This morning I had to go LabCorp to get more blood drawn – this time, it’s to set a “baseline” of my chemical blood counts before the injections of filgrastim begin. My veins, while visible and pretty easy to find, are apparently “rolly” and don’t particularly like getting stuck with needles. The lab tech had to stab me twice before she hit gold, so to speak. But – no bruise. YAY!

After the blood draw, I dropped Mr. Awesome off at work and headed to theCommunity Blood Center on Main street. I’ve driven past the blood center probably hundreds of times, but I’d never been inside until today. It’s a big, two-story building with lots of rooms inside. It’s obvious the place has been remodeled again and again – it had the same “I was once interesting and now I’m blah” feel that remodeled business spaces tend to have. But the furniture in the waiting area was modern and comfortable, and all of the people I met who worked at the center were nice.

A nurse took me into a small room and asked me general questions, like if I had any skin rashes, or had thrown up or fainted in the last 24 hours (So if I threw up for 6 hours two days ago, but not in the last 24 hours, all is well? Okie dokie!). They took my blood pressure and temperature (both normal) and then we headed to the second floor of the building.
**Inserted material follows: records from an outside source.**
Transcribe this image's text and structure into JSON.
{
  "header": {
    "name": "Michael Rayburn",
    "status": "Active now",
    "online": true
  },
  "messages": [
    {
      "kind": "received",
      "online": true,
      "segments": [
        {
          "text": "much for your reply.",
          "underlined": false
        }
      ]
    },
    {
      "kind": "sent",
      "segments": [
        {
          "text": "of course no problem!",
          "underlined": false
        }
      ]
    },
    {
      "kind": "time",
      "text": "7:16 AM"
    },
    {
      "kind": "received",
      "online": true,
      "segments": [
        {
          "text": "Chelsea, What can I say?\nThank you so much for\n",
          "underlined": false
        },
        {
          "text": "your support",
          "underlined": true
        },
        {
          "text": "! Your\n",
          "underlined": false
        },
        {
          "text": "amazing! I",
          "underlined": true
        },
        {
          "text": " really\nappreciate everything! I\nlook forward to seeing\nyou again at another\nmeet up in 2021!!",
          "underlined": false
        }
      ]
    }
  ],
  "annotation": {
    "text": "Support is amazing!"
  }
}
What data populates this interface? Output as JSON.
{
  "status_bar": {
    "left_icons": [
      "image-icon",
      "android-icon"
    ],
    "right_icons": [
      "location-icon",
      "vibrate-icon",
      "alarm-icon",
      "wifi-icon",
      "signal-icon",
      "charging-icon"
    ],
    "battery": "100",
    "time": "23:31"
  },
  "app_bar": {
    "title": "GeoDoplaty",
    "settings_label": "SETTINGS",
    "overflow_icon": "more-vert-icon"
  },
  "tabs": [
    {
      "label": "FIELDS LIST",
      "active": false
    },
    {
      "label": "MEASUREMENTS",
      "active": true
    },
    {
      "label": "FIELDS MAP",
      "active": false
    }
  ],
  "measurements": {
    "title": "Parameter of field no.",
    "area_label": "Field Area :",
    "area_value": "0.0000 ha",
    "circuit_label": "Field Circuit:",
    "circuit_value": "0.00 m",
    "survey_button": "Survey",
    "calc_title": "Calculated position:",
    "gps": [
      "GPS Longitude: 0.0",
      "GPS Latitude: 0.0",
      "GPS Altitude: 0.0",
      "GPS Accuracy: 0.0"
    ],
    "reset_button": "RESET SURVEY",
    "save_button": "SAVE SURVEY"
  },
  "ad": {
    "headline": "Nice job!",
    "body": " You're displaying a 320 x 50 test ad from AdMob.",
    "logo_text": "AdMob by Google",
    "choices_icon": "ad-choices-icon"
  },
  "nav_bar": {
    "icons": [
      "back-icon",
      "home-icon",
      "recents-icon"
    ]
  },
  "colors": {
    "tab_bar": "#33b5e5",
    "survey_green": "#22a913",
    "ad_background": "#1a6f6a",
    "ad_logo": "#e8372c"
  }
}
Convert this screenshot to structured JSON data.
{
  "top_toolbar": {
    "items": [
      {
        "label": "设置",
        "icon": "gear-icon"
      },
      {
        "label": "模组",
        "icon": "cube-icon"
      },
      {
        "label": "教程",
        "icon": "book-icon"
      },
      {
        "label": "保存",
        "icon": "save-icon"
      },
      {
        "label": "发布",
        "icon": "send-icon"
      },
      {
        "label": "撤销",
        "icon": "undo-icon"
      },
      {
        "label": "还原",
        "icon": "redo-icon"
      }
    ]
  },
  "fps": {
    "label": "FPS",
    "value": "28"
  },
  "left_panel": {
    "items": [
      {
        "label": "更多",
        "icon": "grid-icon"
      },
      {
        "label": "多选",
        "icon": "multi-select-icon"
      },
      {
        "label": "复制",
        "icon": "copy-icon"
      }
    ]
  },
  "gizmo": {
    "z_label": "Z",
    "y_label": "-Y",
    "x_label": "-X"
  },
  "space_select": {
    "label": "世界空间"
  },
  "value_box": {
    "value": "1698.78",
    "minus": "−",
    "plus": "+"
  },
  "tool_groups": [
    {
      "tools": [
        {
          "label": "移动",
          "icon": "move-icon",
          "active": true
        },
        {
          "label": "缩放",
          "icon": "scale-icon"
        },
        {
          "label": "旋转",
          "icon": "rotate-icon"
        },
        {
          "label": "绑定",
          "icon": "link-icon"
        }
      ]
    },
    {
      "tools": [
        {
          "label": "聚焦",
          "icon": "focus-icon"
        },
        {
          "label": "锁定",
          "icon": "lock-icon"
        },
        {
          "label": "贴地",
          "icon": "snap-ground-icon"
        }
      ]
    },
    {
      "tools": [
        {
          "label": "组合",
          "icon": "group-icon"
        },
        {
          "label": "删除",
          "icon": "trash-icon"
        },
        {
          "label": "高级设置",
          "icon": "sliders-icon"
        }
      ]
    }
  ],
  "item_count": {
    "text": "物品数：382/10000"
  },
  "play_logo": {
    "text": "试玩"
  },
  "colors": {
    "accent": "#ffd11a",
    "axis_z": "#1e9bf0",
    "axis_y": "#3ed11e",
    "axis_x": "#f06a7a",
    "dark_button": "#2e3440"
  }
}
I was weighed to see how much of the drug I needed to receive, then we headed into an “apheresis room” for the injection. The room had a couple of those big reclining leather dental-type chairs that are associated with blood donation, a couple of small televisions, and a conference table with some syringes and cotton balls and stuff on it. Those, it turned out, were for me.

I had a seat, and the nurse asked where I wanted to receive the shots – I would be getting two shots, because all of the dose wouldn’t fit in one. I asked her where she recommended since she is the expert, and she said the upper arm. Alrighty.  I pulled up my sleeve, and she injected the filgrastim.

Honesty time again.

Filgrastim is, apparently, the consistency of corn syrup. It’s thick. You know what that means? It means it hurts like a mutherclucker when it’s injected into an arm. It puts up a fight. It felt like I was getting stung by a bee for about 7 seconds, and just when I thought I could take no more, it was over. The stinging stopped, and the pain was gone. Then I got to do it again in the other arm.

So, the truth is, this first injection of filgrastim hurt. But it only hurt for 7 seconds, then it was over. I’m not looking forward to hurting for 7 seconds on each of the next four mornings, but 35 seconds is practically nothing.

After the injections, I had to wait around for 20 minutes to make sure I didn’t have a horrible allergic reaction that required the use of the EpiPen that the nurse carried with her from the first room upstairs into the apheresis room. Nothing terrible happened, so I was free to go.

It’s been about three hours since I had my injection, and I feel a tiny, tiny bit fuzzyheaded. Sort of like how it feels when you wake up from a nap in the middle of the afternoon. I don’t think I can attribute this to the filgrastim – I think it’s because I didn’t get to have my coffee as early as I normally do. The injection sites on my arm itch just a itty-bitty bit. Other than that, no issues. No bone pain, or nausea, or anything of concern. I hope I can still say that later on today.

(This is a cross-post with my cooking site, Sit. Stay. Cook. It’s important, so I want as many people to learn about bone marrow donation as possible.)